Charline De Luca, one of the up and coming shoe designers from Rome, Italy, says her high heels and sleek look are a signature. She was an architect, working for Fendi before being encouraged to pursue shoe design. Charline is inspired by the art world, thinking about new collections every day and even taking notes on napkins when she’s out to lunch. She loves the linear, clean and the feminine look created by Chanel.
When I asked Colleen Hill about the soaring heights, diverse materials and avant-garde shapes, she said that the modern designs are “all about experimentation. The increased popularity of shoes has allowed for that.” As far as the high, sky high heel, designers seem to be paying homage to history. “High heels are the prime sartorial symbol of femininity,” she added.
Colleen also sees shoes as investment, similar to what an art piece would be. “In fact,” Colleen goes on to say, “women are buying what may be trendy this year, wearing them a little longer, and then bringing them back out years later for their outfits.
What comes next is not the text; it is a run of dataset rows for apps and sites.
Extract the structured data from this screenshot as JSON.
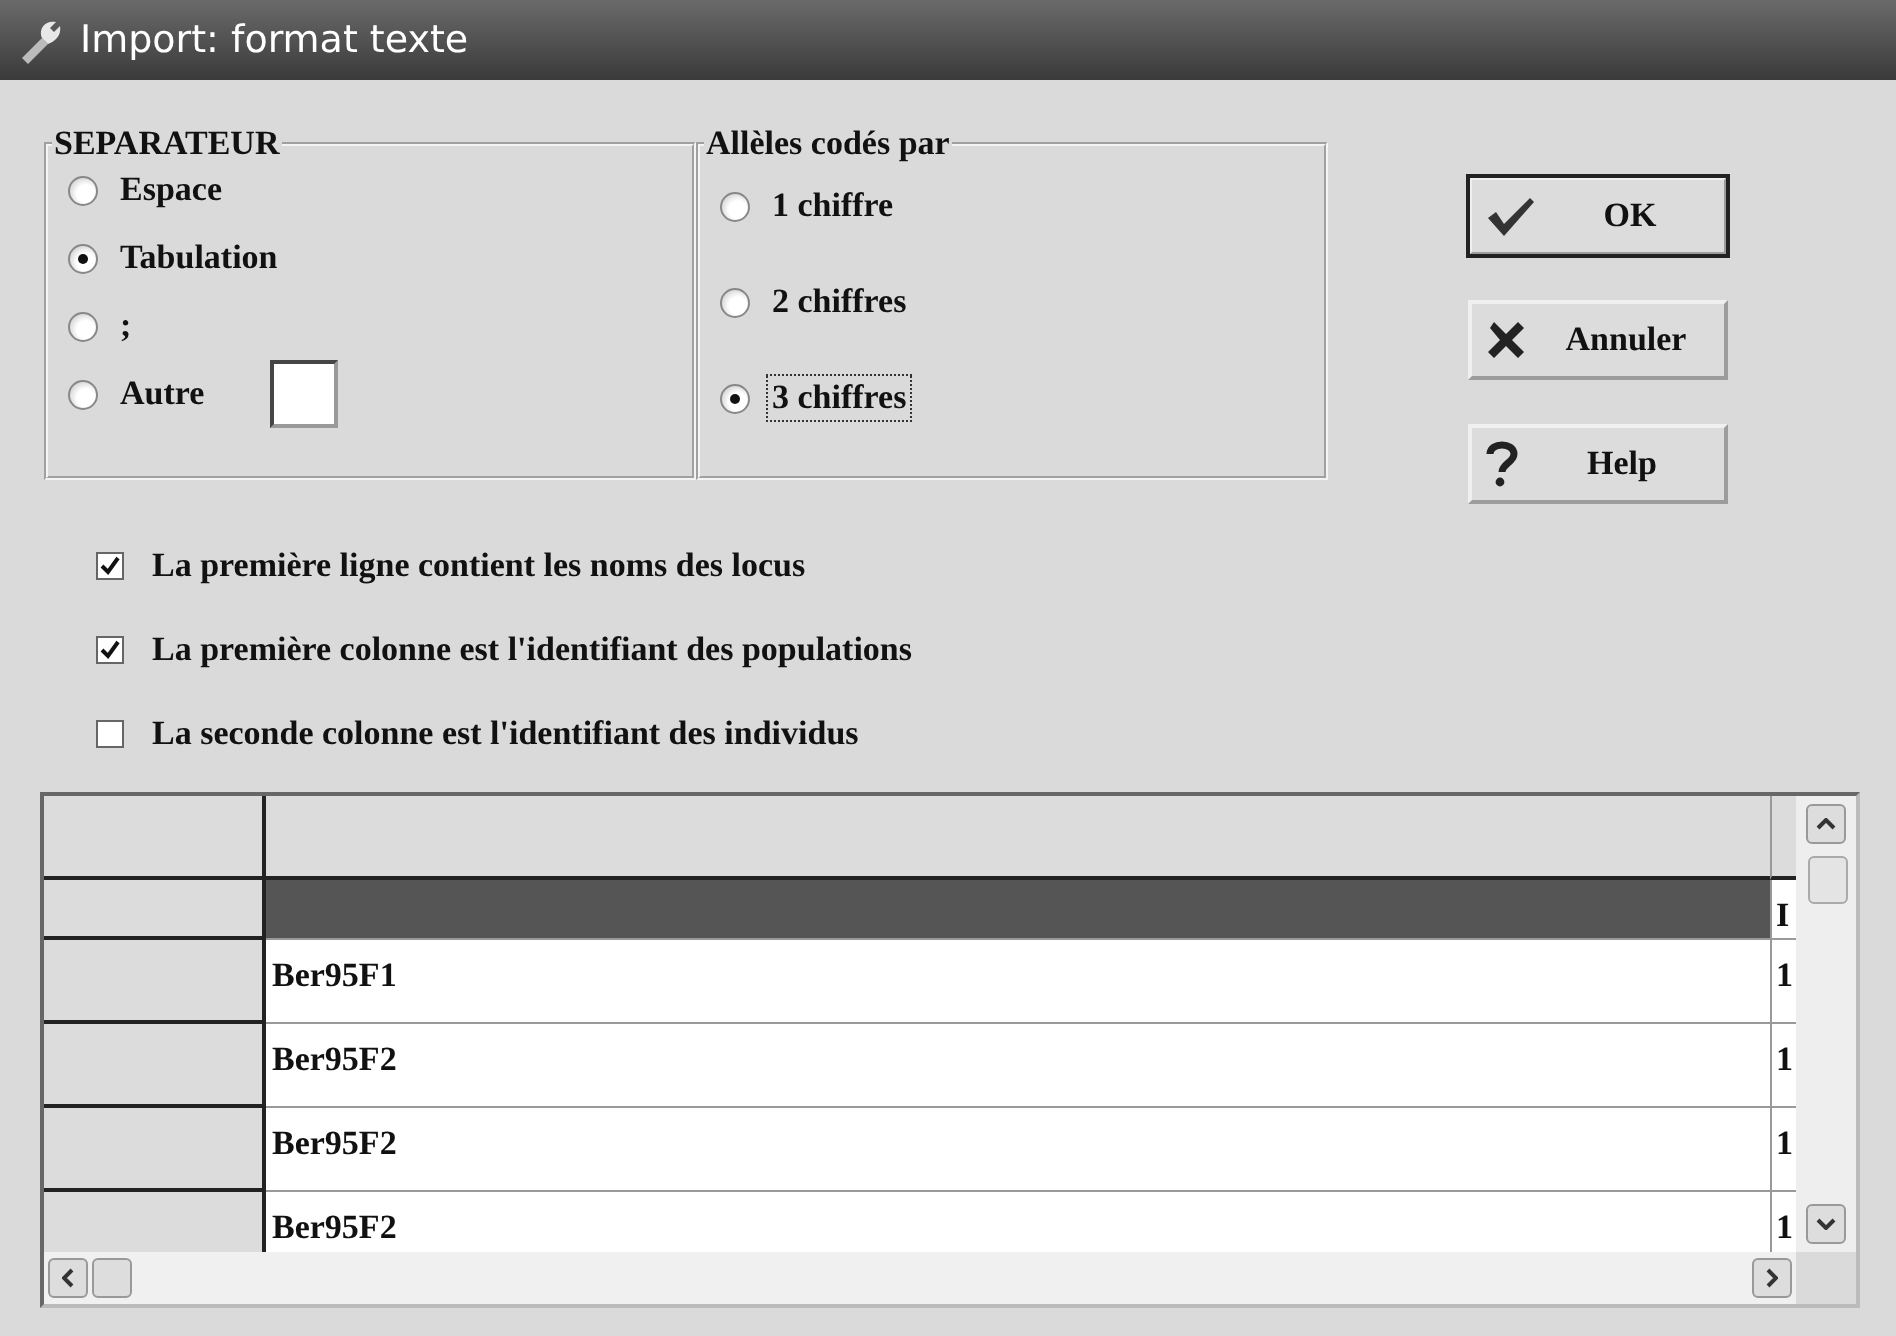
{
  "window": {
    "title": "Import: format texte"
  },
  "separator": {
    "title": "SEPARATEUR",
    "options": [
      {
        "label": "Espace",
        "selected": false,
        "kind": "radio"
      },
      {
        "label": "Tabulation",
        "selected": true,
        "kind": "radio"
      },
      {
        "label": ";",
        "selected": false,
        "kind": "radio"
      },
      {
        "label": "Autre",
        "selected": false,
        "kind": "radio-field"
      }
    ]
  },
  "alleles": {
    "title": "Allèles codés par",
    "options": [
      {
        "label": "1 chiffre",
        "selected": false,
        "focused": false
      },
      {
        "label": "2 chiffres",
        "selected": false,
        "focused": false
      },
      {
        "label": "3 chiffres",
        "selected": true,
        "focused": true
      }
    ]
  },
  "buttons": [
    {
      "label": "OK",
      "kind": "ok",
      "default": true
    },
    {
      "label": "Annuler",
      "kind": "cancel",
      "default": false
    },
    {
      "label": "Help",
      "kind": "help",
      "default": false
    }
  ],
  "options": [
    {
      "label": "La première ligne contient les noms des locus",
      "checked": true
    },
    {
      "label": "La première colonne est l'identifiant des populations",
      "checked": true
    },
    {
      "label": "La seconde colonne est l'identifiant des individus",
      "checked": false
    }
  ],
  "grid": {
    "rows": [
      {
        "selected": true,
        "column_3": "I"
      },
      {
        "selected": false,
        "column_2": "Ber95F1",
        "column_3": "1"
      },
      {
        "selected": false,
        "column_2": "Ber95F2",
        "column_3": "1"
      },
      {
        "selected": false,
        "column_2": "Ber95F2",
        "column_3": "1"
      },
      {
        "selected": false,
        "column_2": "Ber95F2",
        "column_3": "1"
      }
    ]
  }
}
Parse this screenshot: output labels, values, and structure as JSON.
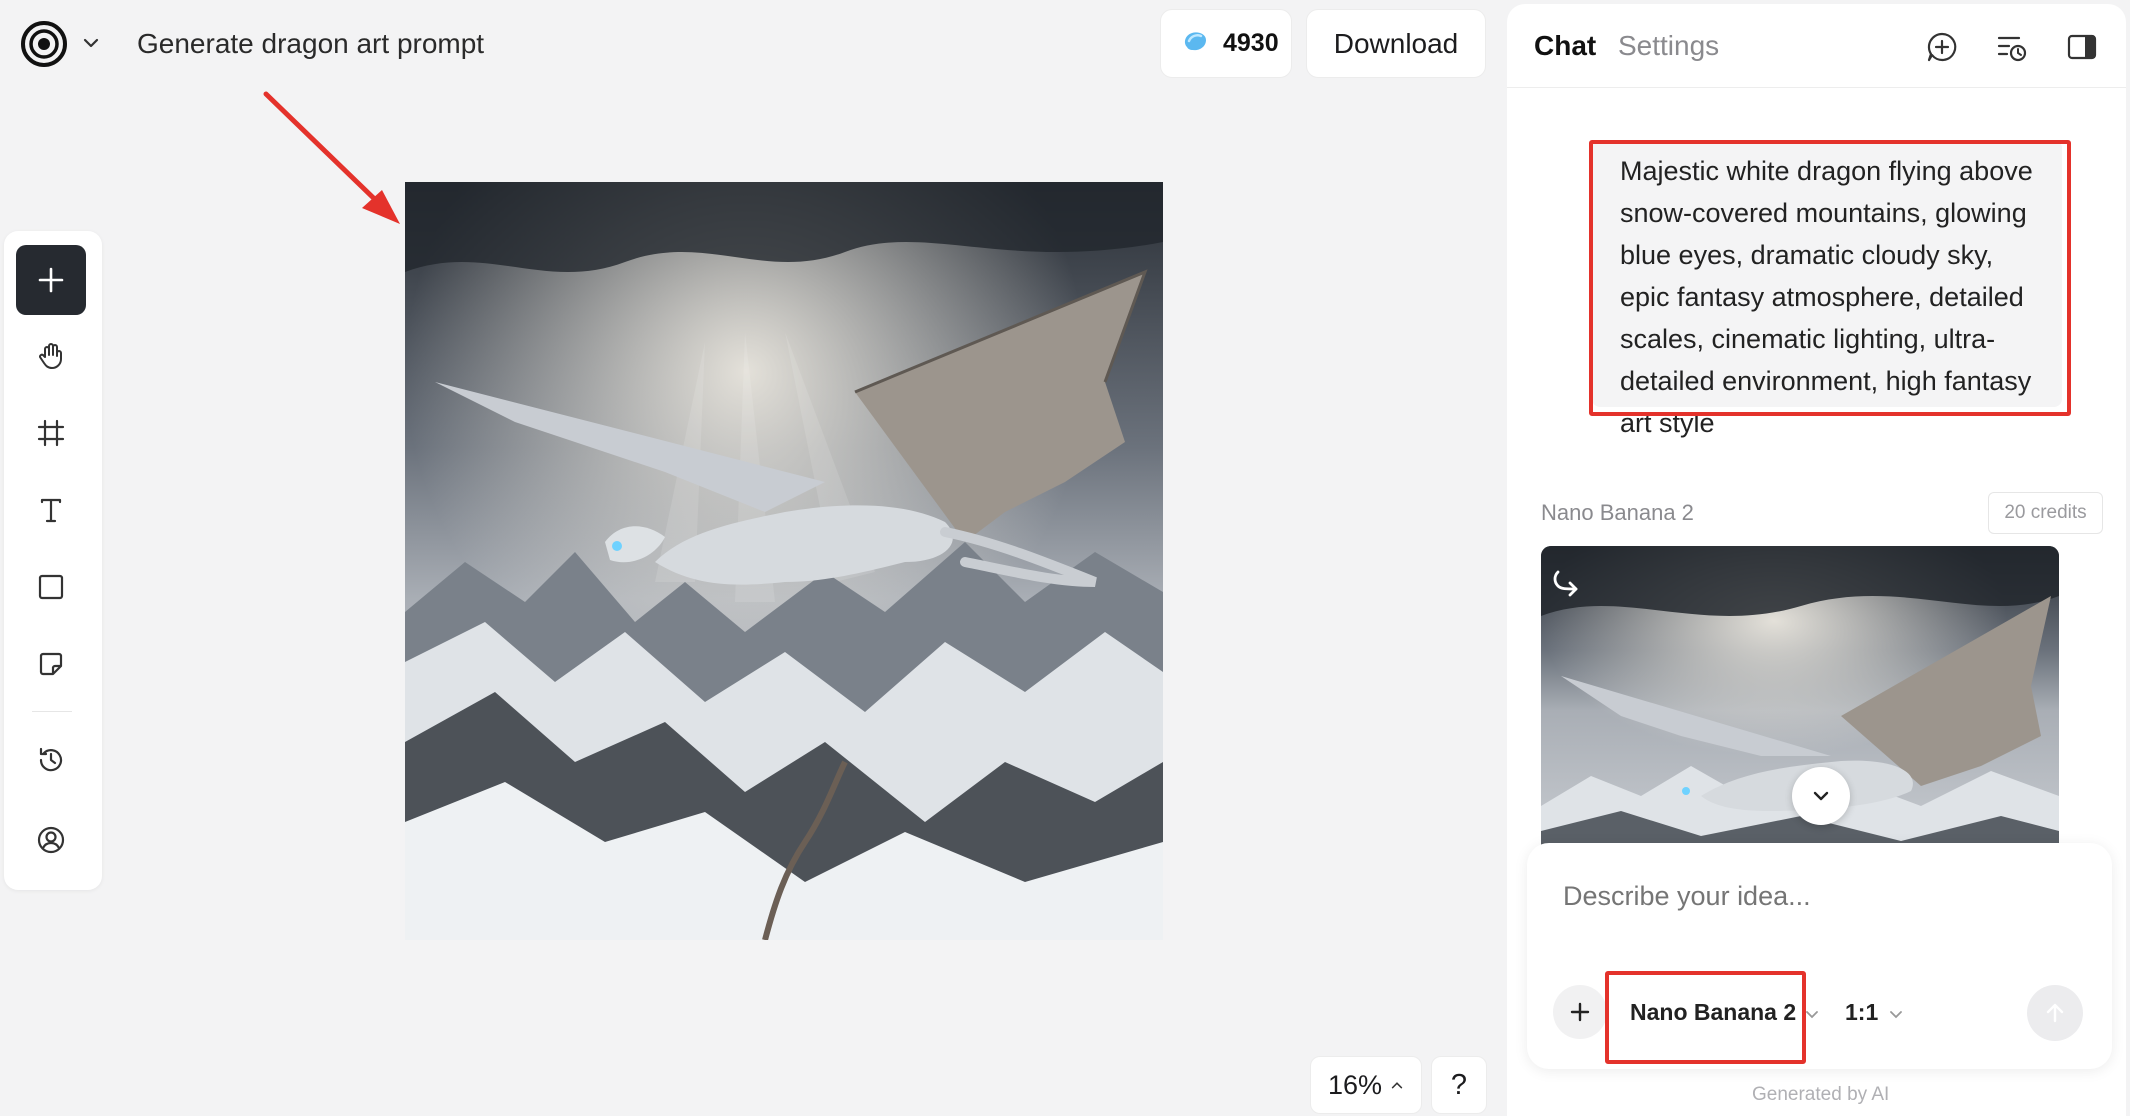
{
  "header": {
    "title": "Generate dragon art prompt",
    "credits": "4930",
    "download_label": "Download"
  },
  "toolbar": {
    "tools": [
      "add",
      "hand",
      "frame",
      "text",
      "rectangle",
      "sticky-note",
      "history",
      "profile"
    ]
  },
  "canvas": {
    "zoom": "16%",
    "help_label": "?"
  },
  "panel": {
    "tab_chat": "Chat",
    "tab_settings": "Settings",
    "prompt_text": "Majestic white dragon flying above snow-covered mountains, glowing blue eyes, dramatic cloudy sky, epic fantasy atmosphere, detailed scales, cinematic lighting, ultra-detailed environment, high fantasy art style",
    "result_model": "Nano Banana 2",
    "result_credits": "20 credits"
  },
  "composer": {
    "placeholder": "Describe your idea...",
    "model": "Nano Banana 2",
    "ratio": "1:1",
    "footnote": "Generated by AI"
  },
  "colors": {
    "annotation_red": "#e4322b",
    "active_tool": "#262a30",
    "credit_gem": "#5bb8f0"
  }
}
They get a lot of wearability out of their shoes.” They also found women are buying their shoes first and building their outfit around them. Right now, she says, “We are seeing more subdued clothing with extravagant shoes in high fashion.”
And where do shoes go from here after all these sky-high heels, platforms, studs and straps? According to Colleen, “We are seeing a return to the sexy shoe which is basically a single soled shoe, more like the Manolo Blahnik but continuing the embellishment and craftsmanship and exquisite materials.”
The fun fact I learned was that probably the most knocked off, imitated designer is Louboutin–the platforms, the very high heels and of course the red sole and embellishments.
The idea of unique shoes popping up for the Fun Stuff column on TWE is nothing new, but this exhibit certainly showcases an extraordinary collection of shoe designs beyond some of our wildest imagination.
This fascinating Museum at FIT was founded in 1967 and is one of a very few museums in the world devoted to the art of fashion. It now has 50,000 garments and accessories from the 18th century to present day as well as textiles and other fashion related items. The Mission Statement states that the Museum serves as a “think tank for scholarly publication, new initiatives, and research opportunities for students, scholars and designers.” We can’t wait to come back and be inspired by future exhibits.
The Shoe Obsession exhibit will be at the museum through April 13th. Admission is free. Shoe Obsession, the book, will be available in April, 2013.
Red Tom Ford shoes, Tom Ford spring, 2012 | Photo: ©Museum of FIT
Pink Lady Pointe shoes designed for Lady Gaga by Noritak Tatehana | Photograph courtesy Noritaka Tatehana
Roger Vivier (Bruno Frisoni) Eyelash Heel pumps, fall 2012-2013 | Photograph courtesy Roger Vivier/Photo by Stephane Garrigues
Pierre Hardy Shoe | Photograph courtesy Pierre Hardy
Christian Louboutin Fetish Ballerine, 2007 | Photo: ©Museum of FIT
Azzedine Alaia, 2011 from the collection of Lynn Ban | Photograph ©The Museum at FIT